Jim’s Tech Talk
By Jim Langley
Today’s DIY upgrade to your indoor riding comes courtesy of Brian Nystrom who read Sheri Rosenbaum’s review of the Elite Sterzo steering device for smart indoor trainers: https://www.roadbikerider.com/elite-sterzo-smart-steering-zwift-review/.
Brian left this comment:
“If you want to add the freedom of steering without connecting to Zwift, you can do it very inexpensively and it does make a significant improvement in the comfort and realism of trainer rides.
I installed a lazy Susan from Home Depot between a couple of layers of ¼-inch plywood scrap I had kicking around and attached the riser block from my Tacx Neo to it. Because mine sits on a fairly deep carpet. I put short wood screws through the bottom plate at all four corners, to keep it from moving around. For hard floors, thin rubber pads or feet would do the trick. Total cost was around $10.
I would post a picture of it here, but apparently that’s not possible.”
Details for Making Your Own
I replied asking Brian to send me a couple of pics and more information to help any of you who might be interested. Note that Brian’s device is for making your actual bike steer. If you’re riding in a virtual world, such as Zwift, his steerer will not make your avatar on the screen steer (the way the Sterzo will).
Brain explained, “the lazy susan is attached to the base plate with very short sheet metal screws and to the top plate with machine screws and nuts. The Tacx wheel block wedges tightly between pieces of quarter-round molding glued to the top plate. The pencil line is the center of the pivot, which is helpful for making sure that the front axle is directly over it.
Commercial units I’ve seen are typically angled upward so the pivot plane is roughly perpendicular to the steering axis. I chose not to do that and after using it, I’m glad I didn’t. As it is, turning the wheel causes the front end to rise very slightly and it also puts some lateral pressure on the block. This creates a modest self-centering effect as it tries to find equilibrium, which feels somewhat akin to the self-centering one gets on the road.

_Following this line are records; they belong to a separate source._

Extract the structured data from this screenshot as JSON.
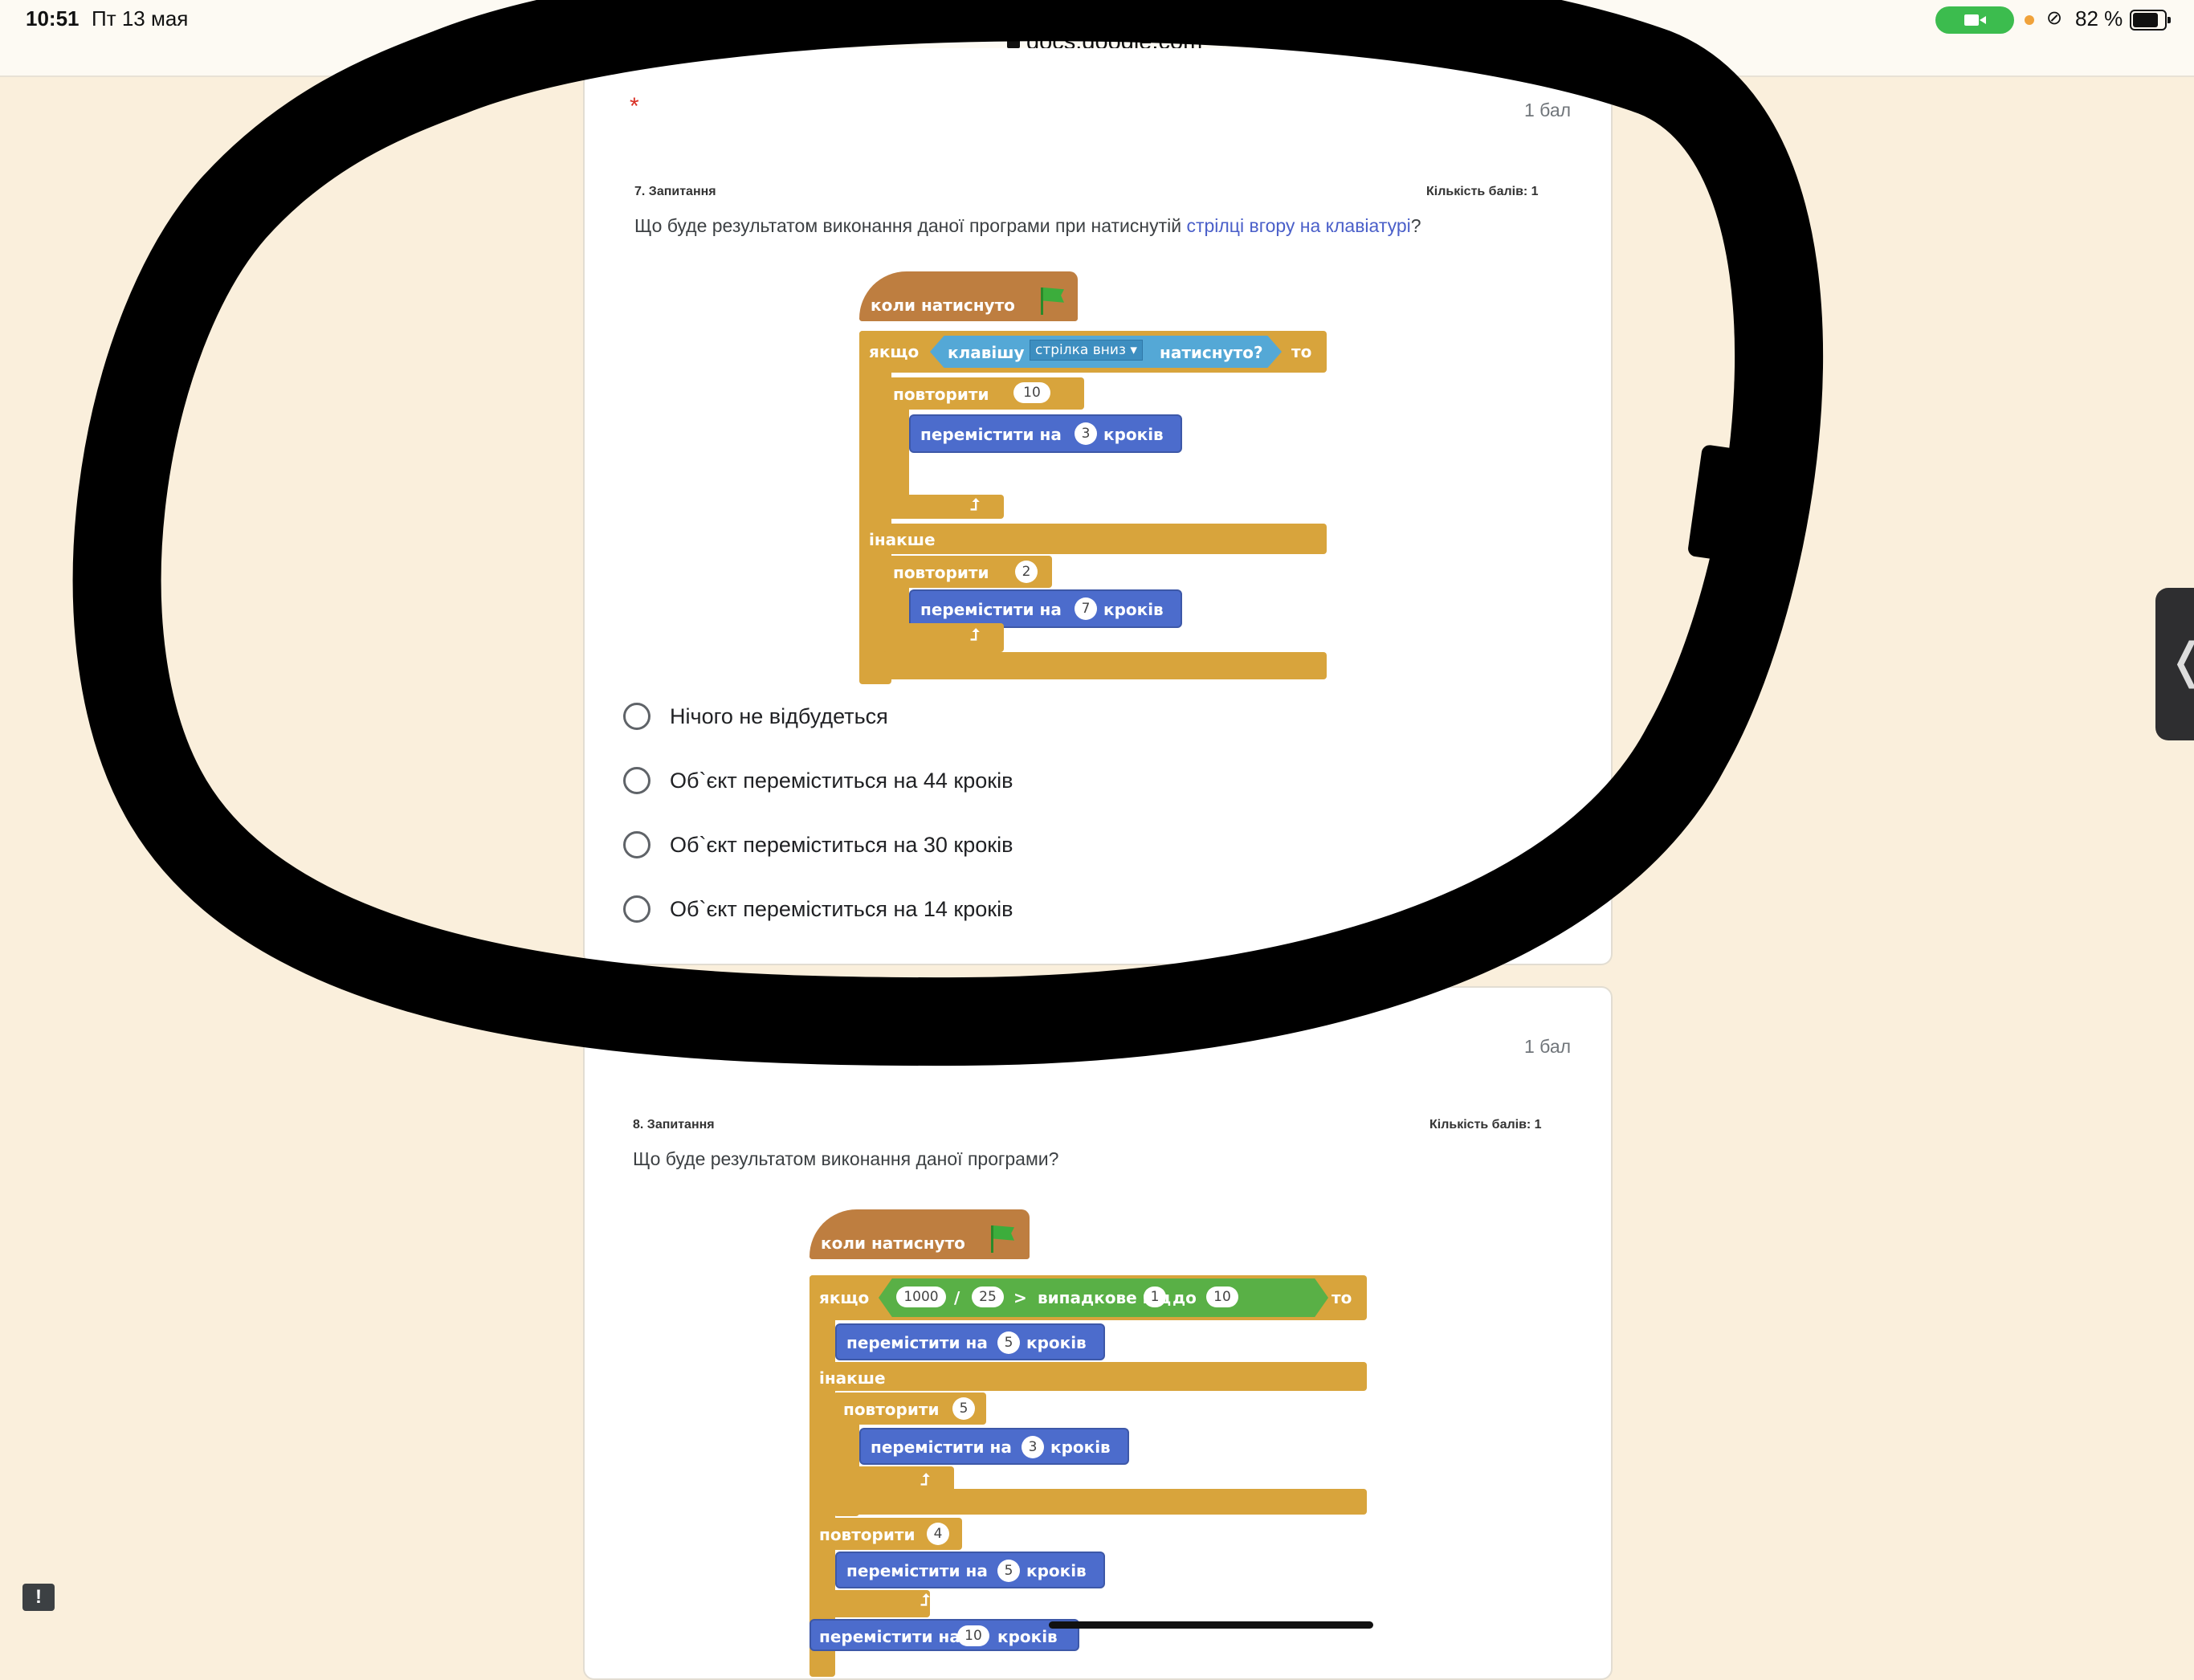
{
  "status_bar": {
    "time": "10:51",
    "date": "Пт 13 мая",
    "url": "docs.google.com",
    "battery": "82 %",
    "dots": "•••"
  },
  "question7": {
    "required_mark": "*",
    "points": "1 бал",
    "number_label": "7. Запитання",
    "points_label": "Кількість балів: 1",
    "text_main": "Що буде результатом виконання даної програми при натиснутій ",
    "text_highlight": "стрілці вгору на клавіатурі",
    "text_end": "?",
    "options": [
      "Нічого не відбудеться",
      "Об`єкт переміститься на 44 кроків",
      "Об`єкт переміститься на 30 кроків",
      "Об`єкт переміститься на 14 кроків"
    ],
    "script": {
      "hat": "коли  натиснуто",
      "if": "якщо",
      "key": "клавішу",
      "key_value": "стрілка вниз ▾",
      "pressed": "натиснуто?",
      "then": "то",
      "repeat": "повторити",
      "repeat1": "10",
      "move": "перемістити  на",
      "steps": "кроків",
      "move1": "3",
      "else": "інакше",
      "repeat2": "2",
      "move2": "7",
      "loop_arrow": "⮥"
    }
  },
  "question8": {
    "required_mark": "*",
    "points": "1 бал",
    "number_label": "8. Запитання",
    "points_label": "Кількість балів: 1",
    "text": "Що буде результатом виконання даної програми?",
    "script": {
      "hat": "коли  натиснуто",
      "if": "якщо",
      "a": "1000",
      "div": "/",
      "b": "25",
      "gt": ">",
      "random": "випадкове  від",
      "from": "1",
      "to_word": "до",
      "to": "10",
      "then": "то",
      "move": "перемістити  на",
      "steps": "кроків",
      "move1": "5",
      "else": "інакше",
      "repeat": "повторити",
      "repeat1": "5",
      "move2": "3",
      "repeat2": "4",
      "move3": "5",
      "move4_text": "перемістити на",
      "move4": "10",
      "loop_arrow": "⮥"
    }
  },
  "feedback_icon": "!",
  "side_handle_icon": "❬"
}
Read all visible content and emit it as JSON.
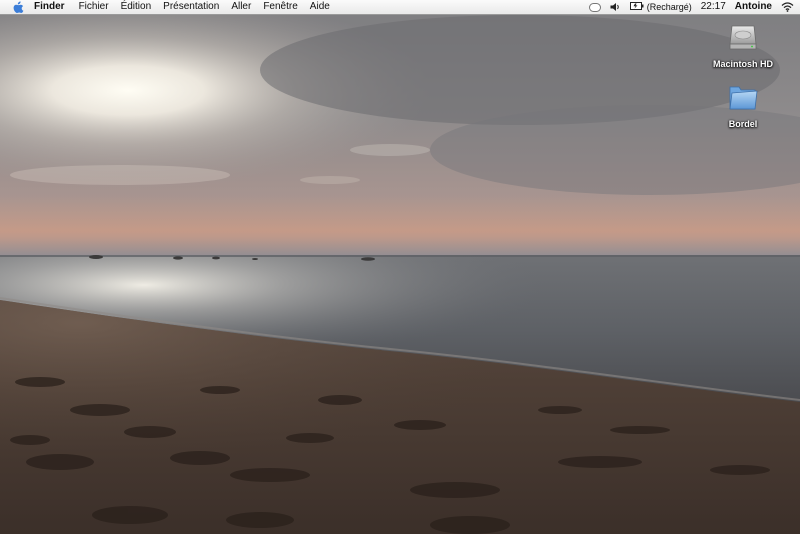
{
  "menubar": {
    "app_name": "Finder",
    "items": [
      {
        "label": "Fichier"
      },
      {
        "label": "Édition"
      },
      {
        "label": "Présentation"
      },
      {
        "label": "Aller"
      },
      {
        "label": "Fenêtre"
      },
      {
        "label": "Aide"
      }
    ],
    "status": {
      "battery_text": "(Rechargé)",
      "clock": "22:17",
      "user": "Antoine"
    }
  },
  "desktop": {
    "icons": [
      {
        "label": "Macintosh HD",
        "icon": "hard-drive-icon"
      },
      {
        "label": "Bordel",
        "icon": "folder-icon"
      }
    ]
  },
  "colors": {
    "menubar_bg": "#f2f2f2",
    "menubar_text": "#111111",
    "apple_blue": "#3b7dd8",
    "folder_blue": "#7fb2e6",
    "icon_label": "#ffffff"
  }
}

While the overall effect feels more road-like, it obviously has limits. The most noticeable one is when you try to negotiate a tight corner in a video and the bike doesn’t lean as it would outside. I have closed-cell foam blocks under the feet of my Tacx NEO, which permits a few more degrees of lean, but it’s still not close to the real deal. At some point, I may build a rocker plate, but I haven’t gotten to that yet.
As for my complete setup, it consists of the trainer sitting in front of a black wire shelving unit that holds a large fan (aimed at my head and chest) and a 24″ Dell all-in-one PC with external speakers (I got it cheap at an estate sale). The front fan is connected to a speed controller (a Home Depot item) that hangs on my handlebar.
Everything is connected to a smart UPS, so it all turns on when I power up the PC. I have a ceiling fan overhead and if I sit up straight, I can reach the pull chain to change the speed. I’m still experimenting with an accessory table for a mouse, a phone, a towel, food and such.
Although I have overhead lighting, I actually find that having just a small lamp behind me works better for watching video on the PC.”
Very cool, Brian. Thanks for sharing your clever outside the box hack.
Ride total: 9,899
Jim Langley is RBR’s Technical Editor. He has been a pro mechanic and cycling writer for more than 40 years. He’s the author of Your Home Bicycle Workshop in the RBR eBookstore. Check out his “cycling aficionado” website at http://www.jimlangley.net, his Q&A blog and updates at Twitter. Jim’s streak of consecutive cycling days has reached more than 8,000. Click to read Jim’s full bio.